Lures and flies: Natural and contrasting soft-plastic shad tails and small jerkbaits on 1/16- to 1/8-ounce red or chartreuse jig heads, such as the D.O.A. C.A.L., Arkansas Glow and Glow Holo Flake. The lures can also be rigged weedless with worm-style hooks and pinch weights. Plastic shrimp, 1/4-ounce, in the spring when shrimp are larger. Hard-plastic topwater plugs like MirrOlure Top Dogs or Heddon Zara Spooks in various colors on the flats. Smaller fly patterns like the Grassett Snook Minnow, shrimp imitations and Clouser Minnows around docks and bridges at night.
Regarding leader size, Grassett says, “I normally use 30-pound-test for the fluorocarbon tippet, but if the fish are finicky, I’ll downsize. Or if we’re getting a lot of bites, I’ll bump up as high as 40-pound. The key is checking the leader constantly. If it gets scuffed from a bite or a piling, I’ll snip it back or change it immediately.”
Snook are particularly vulnerable to cold weather, and the fishing season is closely regulated by the state when impact does occur. Currently, keeping snook is prohibited, but catch-and-release fishing is allowed. When the season is open, a Florida fishing license and a snook stamp are required. Details on seasons and license requirements are at myfwc.com.
When: Year-round catch-and-release.
Where: West coast of Florida between Sarasota and Venice; Fiesta Key; Intracoastal Waterway.
Who: Snook are a top game fish on Florida’s west coast, and local guides are some of the best and most professional you’ll find anywhere. Here are few contacts to help you get started.
Capt.

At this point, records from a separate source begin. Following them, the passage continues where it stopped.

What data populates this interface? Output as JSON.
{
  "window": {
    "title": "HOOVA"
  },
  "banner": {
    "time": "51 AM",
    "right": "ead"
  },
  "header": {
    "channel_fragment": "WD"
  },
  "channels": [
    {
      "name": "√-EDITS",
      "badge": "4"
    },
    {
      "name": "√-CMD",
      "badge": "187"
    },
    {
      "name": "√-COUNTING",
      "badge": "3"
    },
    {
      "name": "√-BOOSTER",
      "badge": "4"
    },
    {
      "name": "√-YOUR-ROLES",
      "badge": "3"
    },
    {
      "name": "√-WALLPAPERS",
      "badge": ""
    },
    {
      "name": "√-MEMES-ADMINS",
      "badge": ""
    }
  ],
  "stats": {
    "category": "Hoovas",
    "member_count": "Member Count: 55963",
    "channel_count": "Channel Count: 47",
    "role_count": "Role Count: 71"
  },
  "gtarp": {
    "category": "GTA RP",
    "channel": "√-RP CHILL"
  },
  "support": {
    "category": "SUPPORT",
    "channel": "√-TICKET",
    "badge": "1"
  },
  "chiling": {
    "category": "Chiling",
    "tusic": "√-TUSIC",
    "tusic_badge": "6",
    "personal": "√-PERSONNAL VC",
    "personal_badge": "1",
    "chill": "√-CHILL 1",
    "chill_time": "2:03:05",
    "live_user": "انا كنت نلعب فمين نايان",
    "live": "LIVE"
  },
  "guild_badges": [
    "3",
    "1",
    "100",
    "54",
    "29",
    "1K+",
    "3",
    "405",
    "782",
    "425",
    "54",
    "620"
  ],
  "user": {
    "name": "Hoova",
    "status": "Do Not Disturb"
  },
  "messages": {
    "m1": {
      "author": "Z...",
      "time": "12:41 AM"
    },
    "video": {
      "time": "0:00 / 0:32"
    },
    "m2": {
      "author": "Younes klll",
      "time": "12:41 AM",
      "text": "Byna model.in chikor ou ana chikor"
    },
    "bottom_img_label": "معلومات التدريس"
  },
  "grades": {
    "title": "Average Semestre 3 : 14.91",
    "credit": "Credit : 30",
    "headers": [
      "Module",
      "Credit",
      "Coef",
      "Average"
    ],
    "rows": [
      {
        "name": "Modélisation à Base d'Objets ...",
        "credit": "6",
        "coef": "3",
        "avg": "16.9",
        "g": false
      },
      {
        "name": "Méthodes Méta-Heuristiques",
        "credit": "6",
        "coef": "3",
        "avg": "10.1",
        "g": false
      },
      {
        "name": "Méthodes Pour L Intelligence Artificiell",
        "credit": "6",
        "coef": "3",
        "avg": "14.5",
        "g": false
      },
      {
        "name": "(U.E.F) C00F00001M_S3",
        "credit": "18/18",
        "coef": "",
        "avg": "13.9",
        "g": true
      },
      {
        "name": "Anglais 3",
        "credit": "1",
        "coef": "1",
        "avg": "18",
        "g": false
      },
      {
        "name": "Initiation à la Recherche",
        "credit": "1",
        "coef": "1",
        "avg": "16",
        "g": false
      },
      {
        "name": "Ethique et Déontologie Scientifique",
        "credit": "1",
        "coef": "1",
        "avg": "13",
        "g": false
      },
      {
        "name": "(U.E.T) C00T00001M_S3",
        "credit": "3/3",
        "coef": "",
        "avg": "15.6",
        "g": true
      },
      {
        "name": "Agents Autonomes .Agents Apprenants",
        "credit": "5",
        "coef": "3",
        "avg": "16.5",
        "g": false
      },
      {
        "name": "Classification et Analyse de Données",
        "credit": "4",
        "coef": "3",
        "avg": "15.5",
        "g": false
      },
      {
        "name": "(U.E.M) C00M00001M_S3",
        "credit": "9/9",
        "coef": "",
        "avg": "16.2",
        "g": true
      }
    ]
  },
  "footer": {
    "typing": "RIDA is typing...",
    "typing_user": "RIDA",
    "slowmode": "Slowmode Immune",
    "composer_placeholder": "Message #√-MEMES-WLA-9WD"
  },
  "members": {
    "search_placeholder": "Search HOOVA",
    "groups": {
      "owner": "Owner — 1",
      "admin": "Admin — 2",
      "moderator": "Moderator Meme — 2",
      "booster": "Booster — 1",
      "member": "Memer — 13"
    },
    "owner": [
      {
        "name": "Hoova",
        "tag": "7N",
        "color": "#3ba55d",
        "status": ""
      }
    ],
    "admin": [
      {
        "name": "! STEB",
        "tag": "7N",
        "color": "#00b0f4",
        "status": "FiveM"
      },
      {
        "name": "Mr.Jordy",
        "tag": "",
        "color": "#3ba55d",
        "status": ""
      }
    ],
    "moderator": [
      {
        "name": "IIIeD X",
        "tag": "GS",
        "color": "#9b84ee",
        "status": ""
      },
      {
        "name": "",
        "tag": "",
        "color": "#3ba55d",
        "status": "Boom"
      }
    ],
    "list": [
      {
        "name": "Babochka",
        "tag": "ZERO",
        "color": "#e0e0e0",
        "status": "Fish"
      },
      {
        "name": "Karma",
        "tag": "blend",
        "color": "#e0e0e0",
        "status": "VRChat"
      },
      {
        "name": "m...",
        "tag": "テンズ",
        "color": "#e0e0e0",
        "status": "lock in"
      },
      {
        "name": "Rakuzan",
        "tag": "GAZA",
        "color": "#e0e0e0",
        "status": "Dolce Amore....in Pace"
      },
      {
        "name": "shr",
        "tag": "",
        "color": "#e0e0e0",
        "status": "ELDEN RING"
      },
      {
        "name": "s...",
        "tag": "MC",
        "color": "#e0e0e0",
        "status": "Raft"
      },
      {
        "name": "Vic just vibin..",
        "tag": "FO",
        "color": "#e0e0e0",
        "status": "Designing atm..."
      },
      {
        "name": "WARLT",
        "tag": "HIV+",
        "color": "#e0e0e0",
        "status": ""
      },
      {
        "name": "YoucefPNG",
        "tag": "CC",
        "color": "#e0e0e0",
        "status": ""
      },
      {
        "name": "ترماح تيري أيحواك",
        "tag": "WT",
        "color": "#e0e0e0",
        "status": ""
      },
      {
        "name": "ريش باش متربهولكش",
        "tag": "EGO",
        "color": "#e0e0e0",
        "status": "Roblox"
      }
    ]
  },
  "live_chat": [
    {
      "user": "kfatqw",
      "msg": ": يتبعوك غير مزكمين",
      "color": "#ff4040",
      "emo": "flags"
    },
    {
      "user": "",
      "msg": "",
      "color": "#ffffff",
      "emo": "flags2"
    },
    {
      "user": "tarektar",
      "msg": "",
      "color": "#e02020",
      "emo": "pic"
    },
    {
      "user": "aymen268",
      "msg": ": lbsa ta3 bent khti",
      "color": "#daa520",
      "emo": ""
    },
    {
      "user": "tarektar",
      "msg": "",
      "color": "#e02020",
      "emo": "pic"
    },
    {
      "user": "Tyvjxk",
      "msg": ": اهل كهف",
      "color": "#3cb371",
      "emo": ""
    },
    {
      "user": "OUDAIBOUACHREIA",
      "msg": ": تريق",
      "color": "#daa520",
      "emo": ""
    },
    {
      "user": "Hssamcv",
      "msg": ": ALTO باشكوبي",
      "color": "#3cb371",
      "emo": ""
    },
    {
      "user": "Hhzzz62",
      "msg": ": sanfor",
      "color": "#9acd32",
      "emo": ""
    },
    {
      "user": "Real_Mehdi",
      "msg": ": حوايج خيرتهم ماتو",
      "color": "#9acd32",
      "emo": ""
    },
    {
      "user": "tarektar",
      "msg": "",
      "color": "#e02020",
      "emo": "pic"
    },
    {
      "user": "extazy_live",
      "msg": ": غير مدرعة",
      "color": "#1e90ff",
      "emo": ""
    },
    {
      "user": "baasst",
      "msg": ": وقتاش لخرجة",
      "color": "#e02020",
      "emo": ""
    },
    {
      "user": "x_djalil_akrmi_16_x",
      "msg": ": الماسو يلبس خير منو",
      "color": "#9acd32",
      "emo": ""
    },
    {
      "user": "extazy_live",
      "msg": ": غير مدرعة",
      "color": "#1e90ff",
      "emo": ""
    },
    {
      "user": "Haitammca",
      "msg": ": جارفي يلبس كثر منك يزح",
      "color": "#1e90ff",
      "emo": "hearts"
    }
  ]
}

Rick Grassett
CB’s Saltwater Outfitters
Capt. Kelly Stilwell
Capt. Ed Hurst
Capt. Roy String
Accommodations: Perfect for both anglers and their families, Siesta Key Suites combines history with comfortable ambience. The Ringling Beach House and adjacent lodgings offer accommodations ranging from efficiencies up to two-bedroom suites with full kitchens. The resort is across the street from the beach and within blocks of downtown, with access to restaurants, a grocery store, a pharmacy and night life.
Siesta Key Suites